to right) and then according to the level energy. Since the ground
state always has a zero energy, pressing the bar would normally
highlight a line originating from the ground state.
- If a line has been selected, pressing a space bar cycles over
all spectral lines on the plot in the order described above, that is,
(i) for the same lower level, the upper level is updated, and
(ii) after all lines for a particular lower level have been cycled through, the lower
level is updated, and so on.
- If a level has been selected, pressing a space bar cycles over all energy levels within the levels series.
- The data shown in the info field is the same as for the mouse selection.

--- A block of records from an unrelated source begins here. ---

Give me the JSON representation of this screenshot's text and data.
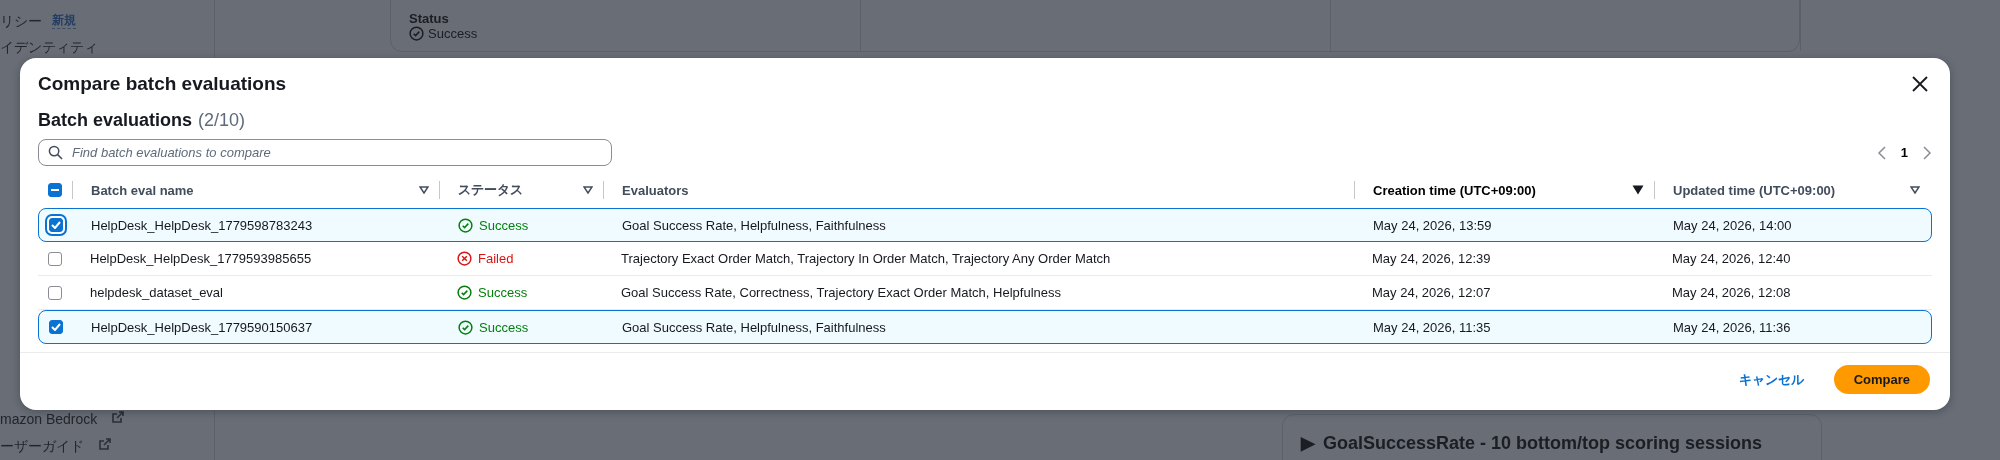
{
  "sidebar": {
    "top_items": [
      {
        "label": "リシー",
        "badge": "新規"
      },
      {
        "label": "イデンティティ"
      }
    ],
    "bottom_items": [
      {
        "label": "mazon Bedrock",
        "external": true
      },
      {
        "label": "ーザーガイド",
        "external": true
      }
    ]
  },
  "summary_card": {
    "label": "Status",
    "value": "Success"
  },
  "collapsed_section": {
    "expander": "▶",
    "title": "GoalSuccessRate - 10 bottom/top scoring sessions"
  },
  "modal": {
    "title": "Compare batch evaluations",
    "heading": "Batch evaluations",
    "count": "(2/10)",
    "search": {
      "placeholder": "Find batch evaluations to compare"
    },
    "pagination": {
      "page": "1"
    },
    "select_all": {
      "indeterminate": true
    },
    "columns": [
      {
        "label": "Batch eval name",
        "sortable": true,
        "sorted": false
      },
      {
        "label": "ステータス",
        "sortable": true,
        "sorted": false
      },
      {
        "label": "Evaluators",
        "sortable": false
      },
      {
        "label": "Creation time (UTC+09:00)",
        "sortable": true,
        "sorted": true
      },
      {
        "label": "Updated time (UTC+09:00)",
        "sortable": true,
        "sorted": false
      }
    ],
    "rows": [
      {
        "selected": true,
        "name": "HelpDesk_HelpDesk_1779598783243",
        "status": {
          "kind": "success",
          "label": "Success"
        },
        "evaluators": "Goal Success Rate, Helpfulness, Faithfulness",
        "created": "May 24, 2026, 13:59",
        "updated": "May 24, 2026, 14:00"
      },
      {
        "selected": false,
        "name": "HelpDesk_HelpDesk_1779593985655",
        "status": {
          "kind": "failed",
          "label": "Failed"
        },
        "evaluators": "Trajectory Exact Order Match, Trajectory In Order Match, Trajectory Any Order Match",
        "created": "May 24, 2026, 12:39",
        "updated": "May 24, 2026, 12:40"
      },
      {
        "selected": false,
        "name": "helpdesk_dataset_eval",
        "status": {
          "kind": "success",
          "label": "Success"
        },
        "evaluators": "Goal Success Rate, Correctness, Trajectory Exact Order Match, Helpfulness",
        "created": "May 24, 2026, 12:07",
        "updated": "May 24, 2026, 12:08"
      },
      {
        "selected": true,
        "name": "HelpDesk_HelpDesk_1779590150637",
        "status": {
          "kind": "success",
          "label": "Success"
        },
        "evaluators": "Goal Success Rate, Helpfulness, Faithfulness",
        "created": "May 24, 2026, 11:35",
        "updated": "May 24, 2026, 11:36"
      }
    ],
    "buttons": {
      "cancel": "キャンセル",
      "confirm": "Compare"
    }
  }
}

- Zooming in and out
The green field to the right of the Y-axis is used for zooming in. The
upper and lower limits for the energy levels are set up by clicking the
mouse in the zoom field. The upper and lower limits are shown by
horizontal blue lines. When both limits are selected, the "Zoom" button
above the Y-axis becomes highlighted and clicking on it with the mouse
results in updating the subwindow. This procedure can be repeated infinitely.
After zooming in, the "Reset" button on the above the Y-axis becomes
highlighted, and clicking on it restores the original plot.
- Filtering A-values
To choose the limits for the radiative transition probabilities, a user
must enter new values in the "minA" and "maxA" text fields in the
bottom right part of the plot and press the "Submit" button. By
default, the minimum and maximum values of transition probabilities for
all lines shown on the plot are displayed in those fields. The "Reset"
button restores the default limits.
- Isolating a level
In order to isolate one energy level with all radiatively connected
levels, one has first to select a level by a mouse click. Then, the
"Isolate" button in the bottom right part of the plot becomes
highlighted, and pressing it would result in displaying the red group
of levels and lines only. If necessary, a user can then perform zoom or
transition probability limiting procedures on this subset of levels.
After isolating a level, the "Isolate" button changes its label to
"Show All," and pressing this new button would show all available
levels and transitions.
Creating an output for importing into a spreadsheet
Two options are available from the Format Output pull-down menu for creating an output in a format suitable for
importing into a spreadsheet: CSV (comma-separated ASCII file) or tab-delimited ASCII file. Both options produce output in the user's
browser window, which needs to be saved on the local computer by using the browser's interface options and opened with a spreadsheet software.
For importing data into Excel, the most convenient format is CSV. If the output is saved in a file with a .csv extension, some browsers
(e.g., Chrome) even allow the user to open it directly from the browser. Users of the OpenOffice software may prefer the tab-delimited format,
as it conveniently allows setting the format of all columns enclosed in double quotes as "text." This is required, for example, for
the J-values, which can be half-integers stored as strings, e.g., "1/2." If such columns are not set as text, the spreadsheet software
will most likely automatically convert them to dates. Even for columns containing only numbers, text format is needed to preserve the number of
decimal places, which indicates an implicit uncertainty of value. For this reason, the CSV-format output contains formulas instead of plain values.
After importing such a file into a spreadsheet, the user should "select all cells" (in Excel, this can be done by clicking on the small triangle
in the upper left corner of the spreadsheet), copy the selection, and paste it back as values.